RNAO’s ongoing media profile: The December 2023 report
RNAO provided comment on several media stories related to primary care access, the Ontario auditor general’s annual report and an affordable housing offer to nurses in one city.
RNAO CEO Dr. Doris Grinspun wrote a letter to the editor (Toronto Star, Dec. 1) in response to a story about the provincial ombudsman’s report that highlighted the need for more access to primary care. Grinspun said primary care access is an urgent issue that can be resolved if the government approved proposals for nurse-practitioner led clinics (NPLC) in communities across Ontario. “Instead of focusing on for-profit solutions, the government must speedily approve the funding for each and all publicly-funded primary care clinics, including NPLCs,” said Grinspun.
On Dec. 6, Ontario’s acting auditor general (AG) Nick Stavropolous released the office’s annual report. Health-care issues accounted for the bulk of the report’s content. In response (Dec. 7), RNAO noted the AG reveals a health system of longstanding problems that the government must address. RNAO provided solutions in its 2023 Nursing Career Pathways report and its 2022 Nursing Through Crisis: A Comparative Perspective report, that the government could implement to retain and recruit nurses to address the staffing problem. RNAO President Dr. Claudette Holloway said that “overuse of agencies to address staffing concerns in hospitals, LTC and other sectors leads to much higher costs for poorer standards of care as well as lower access to care.” Grinspun told CBC News (Dec. 7) that while increasing the nursing workforce in Ontario is important, the problem won’t be resolved unless the government pays nurses better wages. Nurses aren’t “going to stay in the system if we don't provide that competitive compensation, good benefits, and also workloads that enable them to do quality work,” said Grinspun. An article from ElliotLakeToday.com (Dec. 8) also cited RNAO’s ongoing concern about the use of agencies. Sign and share RNAO’s Action Alert urging the premier to stop the move towards for-profit health care.

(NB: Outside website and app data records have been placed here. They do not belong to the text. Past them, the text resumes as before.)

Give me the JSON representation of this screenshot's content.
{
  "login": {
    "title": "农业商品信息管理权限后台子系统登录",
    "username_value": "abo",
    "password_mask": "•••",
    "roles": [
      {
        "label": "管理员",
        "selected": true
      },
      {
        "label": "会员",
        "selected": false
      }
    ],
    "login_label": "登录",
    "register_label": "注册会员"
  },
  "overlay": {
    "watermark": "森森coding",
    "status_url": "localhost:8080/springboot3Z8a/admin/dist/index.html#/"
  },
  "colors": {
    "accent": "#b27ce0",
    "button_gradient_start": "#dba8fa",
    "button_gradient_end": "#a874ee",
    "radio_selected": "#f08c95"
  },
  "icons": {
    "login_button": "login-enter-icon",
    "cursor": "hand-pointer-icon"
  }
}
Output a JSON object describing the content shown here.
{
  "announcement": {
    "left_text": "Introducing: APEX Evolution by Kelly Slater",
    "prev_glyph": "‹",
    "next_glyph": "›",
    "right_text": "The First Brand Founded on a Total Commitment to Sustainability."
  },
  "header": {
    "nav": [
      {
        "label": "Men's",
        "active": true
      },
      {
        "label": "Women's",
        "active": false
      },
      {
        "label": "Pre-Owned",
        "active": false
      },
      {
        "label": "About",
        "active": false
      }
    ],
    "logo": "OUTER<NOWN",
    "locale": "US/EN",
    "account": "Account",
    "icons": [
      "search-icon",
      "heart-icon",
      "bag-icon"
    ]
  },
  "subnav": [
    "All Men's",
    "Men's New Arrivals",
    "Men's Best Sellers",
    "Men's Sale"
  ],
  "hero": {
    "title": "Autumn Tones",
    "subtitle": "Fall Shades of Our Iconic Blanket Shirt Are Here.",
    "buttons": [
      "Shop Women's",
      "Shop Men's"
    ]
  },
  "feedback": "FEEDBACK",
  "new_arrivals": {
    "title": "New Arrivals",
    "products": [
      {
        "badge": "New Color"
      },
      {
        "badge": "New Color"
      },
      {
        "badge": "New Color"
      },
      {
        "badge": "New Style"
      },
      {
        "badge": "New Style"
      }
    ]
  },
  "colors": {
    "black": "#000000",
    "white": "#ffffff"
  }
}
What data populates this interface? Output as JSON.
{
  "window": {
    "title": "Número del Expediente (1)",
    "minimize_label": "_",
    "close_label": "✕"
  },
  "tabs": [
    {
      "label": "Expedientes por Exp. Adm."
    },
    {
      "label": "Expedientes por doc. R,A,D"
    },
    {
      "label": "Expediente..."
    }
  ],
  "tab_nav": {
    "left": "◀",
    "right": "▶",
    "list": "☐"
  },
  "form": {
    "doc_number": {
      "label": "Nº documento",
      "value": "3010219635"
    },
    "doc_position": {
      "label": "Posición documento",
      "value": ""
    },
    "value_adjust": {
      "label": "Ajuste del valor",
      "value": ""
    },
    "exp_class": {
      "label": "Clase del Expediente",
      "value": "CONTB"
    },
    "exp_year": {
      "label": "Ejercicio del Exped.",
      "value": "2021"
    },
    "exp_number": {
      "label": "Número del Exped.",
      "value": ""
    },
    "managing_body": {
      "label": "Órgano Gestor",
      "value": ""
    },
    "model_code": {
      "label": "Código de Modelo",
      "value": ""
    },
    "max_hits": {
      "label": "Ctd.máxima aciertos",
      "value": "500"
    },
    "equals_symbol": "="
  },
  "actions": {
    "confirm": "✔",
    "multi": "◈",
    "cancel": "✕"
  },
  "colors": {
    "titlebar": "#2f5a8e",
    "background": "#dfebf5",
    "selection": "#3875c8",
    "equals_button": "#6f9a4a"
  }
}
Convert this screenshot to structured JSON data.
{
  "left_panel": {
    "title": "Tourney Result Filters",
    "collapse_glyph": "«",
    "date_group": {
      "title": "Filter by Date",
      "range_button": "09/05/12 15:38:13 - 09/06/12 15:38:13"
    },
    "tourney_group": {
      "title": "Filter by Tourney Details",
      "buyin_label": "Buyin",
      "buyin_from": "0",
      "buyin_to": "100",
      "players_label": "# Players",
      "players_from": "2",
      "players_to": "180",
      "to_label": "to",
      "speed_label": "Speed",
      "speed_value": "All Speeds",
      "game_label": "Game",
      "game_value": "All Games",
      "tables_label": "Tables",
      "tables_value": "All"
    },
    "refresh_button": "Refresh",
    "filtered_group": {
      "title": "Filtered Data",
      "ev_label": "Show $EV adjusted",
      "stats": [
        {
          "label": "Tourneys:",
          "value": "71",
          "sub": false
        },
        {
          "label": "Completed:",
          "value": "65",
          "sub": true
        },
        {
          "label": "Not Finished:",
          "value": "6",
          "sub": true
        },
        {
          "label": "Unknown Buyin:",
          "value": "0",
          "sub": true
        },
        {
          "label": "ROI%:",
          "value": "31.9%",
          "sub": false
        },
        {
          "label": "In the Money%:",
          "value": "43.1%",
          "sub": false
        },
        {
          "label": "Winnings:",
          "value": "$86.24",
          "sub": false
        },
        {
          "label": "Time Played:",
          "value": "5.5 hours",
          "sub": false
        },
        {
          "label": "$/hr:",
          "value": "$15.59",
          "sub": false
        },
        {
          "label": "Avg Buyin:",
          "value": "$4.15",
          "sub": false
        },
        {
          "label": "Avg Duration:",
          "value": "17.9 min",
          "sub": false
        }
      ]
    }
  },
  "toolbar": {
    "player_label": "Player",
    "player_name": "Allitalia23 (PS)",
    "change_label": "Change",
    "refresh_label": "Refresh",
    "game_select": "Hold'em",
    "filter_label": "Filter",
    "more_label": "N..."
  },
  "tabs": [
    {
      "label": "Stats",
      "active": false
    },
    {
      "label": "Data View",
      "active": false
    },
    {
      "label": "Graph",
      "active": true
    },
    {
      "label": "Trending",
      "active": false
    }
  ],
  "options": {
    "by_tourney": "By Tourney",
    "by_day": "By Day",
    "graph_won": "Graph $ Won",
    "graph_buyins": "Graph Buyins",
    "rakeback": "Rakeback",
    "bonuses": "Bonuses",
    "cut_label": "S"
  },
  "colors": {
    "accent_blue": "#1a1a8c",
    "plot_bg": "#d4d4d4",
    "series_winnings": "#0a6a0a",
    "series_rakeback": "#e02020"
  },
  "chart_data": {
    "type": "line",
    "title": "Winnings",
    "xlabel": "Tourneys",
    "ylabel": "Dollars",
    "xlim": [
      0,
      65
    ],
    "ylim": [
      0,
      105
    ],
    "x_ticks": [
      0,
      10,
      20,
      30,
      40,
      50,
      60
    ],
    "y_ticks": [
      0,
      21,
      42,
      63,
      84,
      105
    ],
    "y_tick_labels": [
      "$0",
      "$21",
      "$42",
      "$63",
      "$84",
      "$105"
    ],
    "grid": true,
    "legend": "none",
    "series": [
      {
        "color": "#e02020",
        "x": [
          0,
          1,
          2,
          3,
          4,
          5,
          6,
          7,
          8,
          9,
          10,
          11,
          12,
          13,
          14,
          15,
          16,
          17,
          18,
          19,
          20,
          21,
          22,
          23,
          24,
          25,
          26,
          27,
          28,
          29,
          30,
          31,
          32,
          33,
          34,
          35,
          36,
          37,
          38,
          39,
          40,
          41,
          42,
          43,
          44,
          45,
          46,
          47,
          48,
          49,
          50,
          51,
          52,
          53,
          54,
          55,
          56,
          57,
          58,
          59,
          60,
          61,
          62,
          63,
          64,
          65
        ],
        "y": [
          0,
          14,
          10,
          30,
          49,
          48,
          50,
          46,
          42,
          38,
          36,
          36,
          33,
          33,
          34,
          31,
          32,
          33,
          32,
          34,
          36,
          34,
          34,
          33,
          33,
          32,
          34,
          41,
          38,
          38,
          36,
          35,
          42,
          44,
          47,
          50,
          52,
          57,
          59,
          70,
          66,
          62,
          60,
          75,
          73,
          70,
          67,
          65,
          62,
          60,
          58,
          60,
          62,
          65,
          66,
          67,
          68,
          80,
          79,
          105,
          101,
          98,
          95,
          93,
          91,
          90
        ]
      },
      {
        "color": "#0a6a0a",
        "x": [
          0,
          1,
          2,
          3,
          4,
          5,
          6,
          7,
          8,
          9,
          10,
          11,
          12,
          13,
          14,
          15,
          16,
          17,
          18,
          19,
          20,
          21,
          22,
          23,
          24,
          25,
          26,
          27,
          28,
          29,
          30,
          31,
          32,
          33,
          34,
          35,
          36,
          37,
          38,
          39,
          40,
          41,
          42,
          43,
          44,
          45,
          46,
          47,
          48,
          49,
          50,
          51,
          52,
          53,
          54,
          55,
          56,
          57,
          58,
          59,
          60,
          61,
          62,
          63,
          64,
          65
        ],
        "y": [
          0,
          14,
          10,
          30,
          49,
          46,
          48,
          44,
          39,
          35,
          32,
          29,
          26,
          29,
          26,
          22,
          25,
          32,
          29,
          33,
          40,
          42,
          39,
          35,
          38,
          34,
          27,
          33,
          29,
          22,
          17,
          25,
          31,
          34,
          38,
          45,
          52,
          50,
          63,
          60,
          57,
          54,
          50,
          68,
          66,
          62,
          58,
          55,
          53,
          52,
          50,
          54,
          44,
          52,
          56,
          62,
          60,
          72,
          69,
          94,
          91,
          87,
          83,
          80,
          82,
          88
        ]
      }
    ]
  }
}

A property management and development company is offering to provide affordable housing to nurses working at Hamilton Health Sciences to help the hospital network retain and hire staff. A limited number of one- and two-bedroom units will be available in March or April 2024 to nurses employed by the hospital who have a total household income of $92,500 or less. Grinspun told the Hamilton Spectator (Dec. 7) that while it’s an ‘intriguing’ approach to retention and recruitment, there needs to be more support for nurses in the workplace. “Workloads allowing work life balance are the issues that nurses are looking for to stay in place. While this is an interesting strategy, without all the rest, it isn’t going to work.” On 900 CHML (Dec. 11), Grinspun said that this housing initiative highlights the ongoing staffing crisis affecting Ontario hospitals. “Nurses are health professionals who deserve to be fully recognized as such. Organizations need to do all they can to retain nurses and to recruit new ones,” said Grinspun.
RNAO will continue to speak out alongside its members on topics related to nursing and health. Stay up-to-date on media coverage by visiting RNAO in the news. Are you a member interested in speaking to reporters? Compete our short survey and a member of our communications team will be in touch.